More than seven in 10 millennials (those born between the early 1980s and mid 1990s) are set to be overweight or obese between the ages of 35-44, according to estimates by Cancer Research UK.
Millennials are set to overtake baby boomers as the age group with the highest proportion of overweight or obese – as figures show five in 10 baby boomers (those born between 1945-1955) were overweight or obese at the same age as today’s millennials.
These predictions suggest millennials are to be the most overweight generation since current records began.
According to Cancer Research UK, being overweight or obese as an adult can increase an individual’s risk of 13 different types of cancer, including breast, bowel and kidney cancer, but the vast majority of people (85%) are unaware of this.
Dr Tom Beattie, Health Information Officer at Breast Cancer Now, said:

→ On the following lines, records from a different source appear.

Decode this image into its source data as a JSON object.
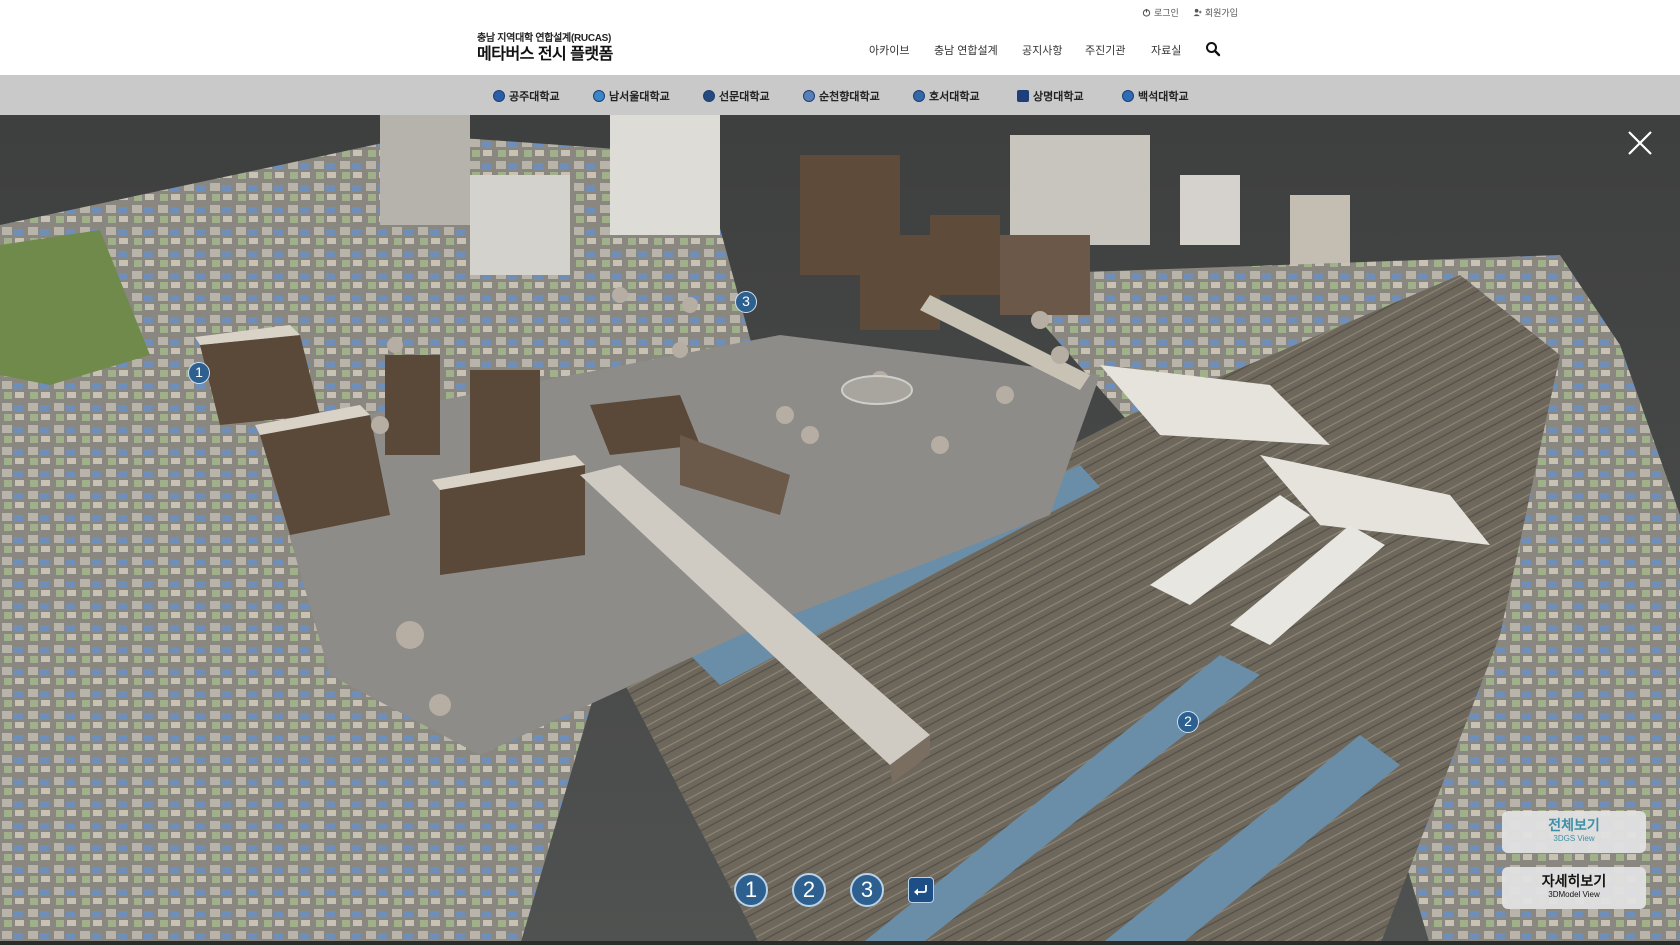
{
  "top_links": {
    "login": "로그인",
    "signup": "회원가입"
  },
  "logo": {
    "line1": "충남 지역대학 연합설계(RUCAS)",
    "line2": "메타버스 전시 플랫폼"
  },
  "main_nav": [
    "아카이브",
    "충남 연합설계",
    "공지사항",
    "주진기관",
    "자료실"
  ],
  "universities": [
    "공주대학교",
    "남서울대학교",
    "선문대학교",
    "순천향대학교",
    "호서대학교",
    "상명대학교",
    "백석대학교"
  ],
  "markers": [
    "1",
    "2",
    "3"
  ],
  "bottom_nav": [
    "1",
    "2",
    "3"
  ],
  "view_buttons": {
    "all": {
      "title": "전체보기",
      "subtitle": "3DGS View"
    },
    "detail": {
      "title": "자세히보기",
      "subtitle": "3DModel View"
    }
  },
  "colors": {
    "accent": "#2d5f8f",
    "uni_bar": "#c9c9c9",
    "view_all_text": "#3f8fa8"
  },
  "icons": {
    "close": "close-icon",
    "search": "search-icon",
    "back": "return-arrow-icon"
  }
}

“That these figures suggest millennials could become the most obese generation is worrying, as we know that being overweight or obese after the menopause can increase a woman’s risk of developing breast cancer. The more weight a woman gains over her adult life, the higher her risk of breast cancer, so it is important that we support women to maintain a healthy weight throughout their life.
“The good news is that it’s not too late to change this predicted trend, and there are steps that all women can take to keep their weight within a healthy range. Eating a balanced diet, rich in fruit and vegetables and limited in sugary and fatty processed foods, and keeping physically active, can all help women keep their breast cancer risk as low as possible.
“In addition, eating a balanced diet and being physically active can contribute to good health in other ways, such as lowering the risk of diabetes, heart disease, and other forms of cancer. We’d encourage anyone who is worried about their weight or their breast cancer risk to speak to their GP.”